Work instruction - In the material below, find all lines with the string "JCHEN平台放量" and copy them.

Task material -
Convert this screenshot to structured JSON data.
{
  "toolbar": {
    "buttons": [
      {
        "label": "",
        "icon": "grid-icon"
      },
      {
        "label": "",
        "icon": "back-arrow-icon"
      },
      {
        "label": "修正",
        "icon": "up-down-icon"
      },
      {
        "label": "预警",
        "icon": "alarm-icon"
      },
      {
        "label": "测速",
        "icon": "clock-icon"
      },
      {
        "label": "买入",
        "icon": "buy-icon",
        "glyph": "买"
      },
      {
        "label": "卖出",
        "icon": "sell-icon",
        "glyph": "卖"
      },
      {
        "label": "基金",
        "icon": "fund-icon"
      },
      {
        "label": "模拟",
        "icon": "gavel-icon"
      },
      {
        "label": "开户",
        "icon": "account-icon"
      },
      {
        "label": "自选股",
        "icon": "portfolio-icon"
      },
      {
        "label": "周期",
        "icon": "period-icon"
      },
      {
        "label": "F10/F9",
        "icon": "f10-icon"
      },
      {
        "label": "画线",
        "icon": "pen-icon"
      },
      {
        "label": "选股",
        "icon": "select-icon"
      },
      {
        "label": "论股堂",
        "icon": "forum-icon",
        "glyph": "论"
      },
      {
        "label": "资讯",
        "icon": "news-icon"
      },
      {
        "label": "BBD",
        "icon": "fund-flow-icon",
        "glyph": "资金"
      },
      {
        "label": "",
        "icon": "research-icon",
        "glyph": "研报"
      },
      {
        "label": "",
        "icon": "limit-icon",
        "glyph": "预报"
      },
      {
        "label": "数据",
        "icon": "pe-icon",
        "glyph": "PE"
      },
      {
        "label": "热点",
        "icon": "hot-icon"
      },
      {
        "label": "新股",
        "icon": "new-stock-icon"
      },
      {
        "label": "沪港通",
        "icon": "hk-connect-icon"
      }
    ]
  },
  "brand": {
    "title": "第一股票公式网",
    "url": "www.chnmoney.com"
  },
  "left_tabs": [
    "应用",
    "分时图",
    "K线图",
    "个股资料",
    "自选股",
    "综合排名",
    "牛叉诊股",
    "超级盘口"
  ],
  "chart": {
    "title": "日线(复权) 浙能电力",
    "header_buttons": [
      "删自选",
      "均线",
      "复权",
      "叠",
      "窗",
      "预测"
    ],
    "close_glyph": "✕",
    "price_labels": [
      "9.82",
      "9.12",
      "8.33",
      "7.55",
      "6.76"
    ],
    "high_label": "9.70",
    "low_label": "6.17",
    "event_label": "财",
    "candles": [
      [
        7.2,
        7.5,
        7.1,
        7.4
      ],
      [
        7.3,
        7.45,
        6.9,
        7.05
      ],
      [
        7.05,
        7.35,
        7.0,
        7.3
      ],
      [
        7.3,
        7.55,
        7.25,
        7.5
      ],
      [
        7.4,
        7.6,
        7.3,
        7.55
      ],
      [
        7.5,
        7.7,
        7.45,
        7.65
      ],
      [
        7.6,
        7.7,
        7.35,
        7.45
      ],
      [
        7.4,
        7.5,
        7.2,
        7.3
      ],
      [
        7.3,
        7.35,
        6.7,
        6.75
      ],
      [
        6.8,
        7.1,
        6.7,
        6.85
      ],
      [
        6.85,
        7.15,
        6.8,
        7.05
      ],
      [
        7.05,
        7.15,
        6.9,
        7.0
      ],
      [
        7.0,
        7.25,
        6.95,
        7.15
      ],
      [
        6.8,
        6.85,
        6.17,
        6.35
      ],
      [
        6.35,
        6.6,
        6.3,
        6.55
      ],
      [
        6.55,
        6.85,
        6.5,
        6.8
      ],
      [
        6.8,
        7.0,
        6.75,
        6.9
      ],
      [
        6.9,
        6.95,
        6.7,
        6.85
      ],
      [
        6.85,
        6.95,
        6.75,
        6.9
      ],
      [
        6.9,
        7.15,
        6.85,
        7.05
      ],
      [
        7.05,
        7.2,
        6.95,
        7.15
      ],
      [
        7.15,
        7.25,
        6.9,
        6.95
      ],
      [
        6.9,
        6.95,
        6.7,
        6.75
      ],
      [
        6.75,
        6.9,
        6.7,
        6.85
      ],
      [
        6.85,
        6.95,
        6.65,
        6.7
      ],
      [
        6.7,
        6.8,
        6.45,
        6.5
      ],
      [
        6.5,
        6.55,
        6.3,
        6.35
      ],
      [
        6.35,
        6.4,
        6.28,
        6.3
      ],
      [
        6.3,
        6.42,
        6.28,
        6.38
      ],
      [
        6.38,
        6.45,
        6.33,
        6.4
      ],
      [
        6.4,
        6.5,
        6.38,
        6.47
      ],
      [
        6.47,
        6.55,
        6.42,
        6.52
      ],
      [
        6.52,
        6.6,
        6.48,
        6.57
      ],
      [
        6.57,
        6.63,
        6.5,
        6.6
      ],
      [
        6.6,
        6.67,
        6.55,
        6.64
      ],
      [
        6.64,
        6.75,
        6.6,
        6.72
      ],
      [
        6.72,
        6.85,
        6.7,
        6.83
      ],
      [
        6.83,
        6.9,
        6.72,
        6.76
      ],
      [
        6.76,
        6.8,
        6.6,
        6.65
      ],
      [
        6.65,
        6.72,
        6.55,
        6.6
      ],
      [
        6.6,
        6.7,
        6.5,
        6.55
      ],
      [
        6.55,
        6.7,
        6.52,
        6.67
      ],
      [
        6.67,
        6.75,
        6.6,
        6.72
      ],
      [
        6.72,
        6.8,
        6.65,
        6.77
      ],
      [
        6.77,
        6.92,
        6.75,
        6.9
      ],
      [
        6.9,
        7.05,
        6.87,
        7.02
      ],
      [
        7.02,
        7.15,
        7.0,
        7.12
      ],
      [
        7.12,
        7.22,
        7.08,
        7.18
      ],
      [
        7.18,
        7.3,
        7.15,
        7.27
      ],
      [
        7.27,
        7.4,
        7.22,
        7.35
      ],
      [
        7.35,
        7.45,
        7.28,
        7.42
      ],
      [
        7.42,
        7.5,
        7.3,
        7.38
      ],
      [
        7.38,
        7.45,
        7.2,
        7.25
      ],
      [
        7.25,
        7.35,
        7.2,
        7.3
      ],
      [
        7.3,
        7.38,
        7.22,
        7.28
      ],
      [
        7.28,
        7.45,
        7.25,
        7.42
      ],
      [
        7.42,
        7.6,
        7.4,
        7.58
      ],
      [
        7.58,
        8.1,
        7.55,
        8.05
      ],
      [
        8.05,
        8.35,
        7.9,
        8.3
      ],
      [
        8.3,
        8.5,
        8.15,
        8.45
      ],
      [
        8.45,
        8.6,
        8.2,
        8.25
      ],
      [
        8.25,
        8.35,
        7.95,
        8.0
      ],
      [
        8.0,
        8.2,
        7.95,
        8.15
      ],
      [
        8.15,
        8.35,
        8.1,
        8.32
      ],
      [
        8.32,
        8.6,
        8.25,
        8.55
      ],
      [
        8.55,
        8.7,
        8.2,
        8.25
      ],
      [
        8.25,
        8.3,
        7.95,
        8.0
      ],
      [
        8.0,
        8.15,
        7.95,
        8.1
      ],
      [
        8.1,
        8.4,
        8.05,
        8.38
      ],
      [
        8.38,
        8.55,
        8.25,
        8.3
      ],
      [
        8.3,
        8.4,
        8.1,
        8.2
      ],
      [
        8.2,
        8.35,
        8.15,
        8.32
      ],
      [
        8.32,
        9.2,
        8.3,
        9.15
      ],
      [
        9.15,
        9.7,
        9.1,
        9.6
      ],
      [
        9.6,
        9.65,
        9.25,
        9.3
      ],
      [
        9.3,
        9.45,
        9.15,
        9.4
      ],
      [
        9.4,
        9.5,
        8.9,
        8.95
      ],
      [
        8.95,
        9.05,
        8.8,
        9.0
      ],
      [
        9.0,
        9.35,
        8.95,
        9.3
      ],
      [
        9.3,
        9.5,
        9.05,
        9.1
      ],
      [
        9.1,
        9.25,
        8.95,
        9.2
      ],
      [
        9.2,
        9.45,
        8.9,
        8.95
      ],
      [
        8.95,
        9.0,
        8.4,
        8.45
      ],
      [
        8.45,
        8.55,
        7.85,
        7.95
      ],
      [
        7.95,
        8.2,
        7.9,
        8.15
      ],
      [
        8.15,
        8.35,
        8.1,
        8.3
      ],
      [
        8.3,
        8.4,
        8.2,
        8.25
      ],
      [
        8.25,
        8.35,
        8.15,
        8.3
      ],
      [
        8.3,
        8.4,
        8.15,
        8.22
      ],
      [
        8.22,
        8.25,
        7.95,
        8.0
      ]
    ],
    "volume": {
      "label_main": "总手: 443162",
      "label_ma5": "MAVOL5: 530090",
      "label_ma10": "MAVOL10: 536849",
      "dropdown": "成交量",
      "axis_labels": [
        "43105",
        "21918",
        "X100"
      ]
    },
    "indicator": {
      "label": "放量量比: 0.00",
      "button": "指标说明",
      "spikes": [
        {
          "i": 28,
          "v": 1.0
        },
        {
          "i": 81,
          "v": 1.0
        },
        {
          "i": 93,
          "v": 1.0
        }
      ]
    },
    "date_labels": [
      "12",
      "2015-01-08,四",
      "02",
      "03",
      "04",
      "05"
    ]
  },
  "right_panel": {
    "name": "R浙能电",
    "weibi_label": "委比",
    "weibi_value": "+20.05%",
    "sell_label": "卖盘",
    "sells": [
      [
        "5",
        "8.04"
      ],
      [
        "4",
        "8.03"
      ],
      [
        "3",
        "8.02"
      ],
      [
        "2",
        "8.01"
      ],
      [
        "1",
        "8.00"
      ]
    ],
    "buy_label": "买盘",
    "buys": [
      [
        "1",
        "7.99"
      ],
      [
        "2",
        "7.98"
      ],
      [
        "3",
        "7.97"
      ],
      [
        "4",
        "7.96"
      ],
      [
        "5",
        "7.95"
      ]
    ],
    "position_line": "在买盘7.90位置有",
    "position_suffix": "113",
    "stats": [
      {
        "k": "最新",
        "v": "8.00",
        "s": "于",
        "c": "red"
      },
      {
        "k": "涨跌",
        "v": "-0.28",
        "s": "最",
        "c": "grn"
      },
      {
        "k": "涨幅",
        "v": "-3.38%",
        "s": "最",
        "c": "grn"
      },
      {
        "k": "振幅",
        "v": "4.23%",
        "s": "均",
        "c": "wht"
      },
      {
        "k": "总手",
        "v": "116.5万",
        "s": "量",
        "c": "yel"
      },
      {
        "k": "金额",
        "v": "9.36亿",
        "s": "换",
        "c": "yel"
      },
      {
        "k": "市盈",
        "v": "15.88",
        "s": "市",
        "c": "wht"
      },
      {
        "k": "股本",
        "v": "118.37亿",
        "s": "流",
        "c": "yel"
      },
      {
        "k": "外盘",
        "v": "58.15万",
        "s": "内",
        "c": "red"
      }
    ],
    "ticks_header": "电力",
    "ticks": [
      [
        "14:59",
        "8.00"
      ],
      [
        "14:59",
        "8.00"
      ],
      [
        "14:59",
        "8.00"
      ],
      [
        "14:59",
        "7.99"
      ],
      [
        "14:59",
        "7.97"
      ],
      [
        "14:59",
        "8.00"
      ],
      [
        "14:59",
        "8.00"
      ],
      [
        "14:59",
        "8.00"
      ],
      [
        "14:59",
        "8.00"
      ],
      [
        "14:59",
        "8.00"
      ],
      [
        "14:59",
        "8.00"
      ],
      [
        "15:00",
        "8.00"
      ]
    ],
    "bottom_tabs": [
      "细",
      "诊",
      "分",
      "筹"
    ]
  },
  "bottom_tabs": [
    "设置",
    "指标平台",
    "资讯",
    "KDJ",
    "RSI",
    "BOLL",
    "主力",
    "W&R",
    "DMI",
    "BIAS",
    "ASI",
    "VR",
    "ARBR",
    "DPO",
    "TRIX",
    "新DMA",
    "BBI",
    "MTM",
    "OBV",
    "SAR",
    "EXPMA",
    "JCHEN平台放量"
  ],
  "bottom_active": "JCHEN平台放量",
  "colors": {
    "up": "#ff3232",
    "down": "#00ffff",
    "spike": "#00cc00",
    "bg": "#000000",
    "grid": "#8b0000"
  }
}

Answer section -
    "JCHEN平台放量"
  "bottom_active": "JCHEN平台放量",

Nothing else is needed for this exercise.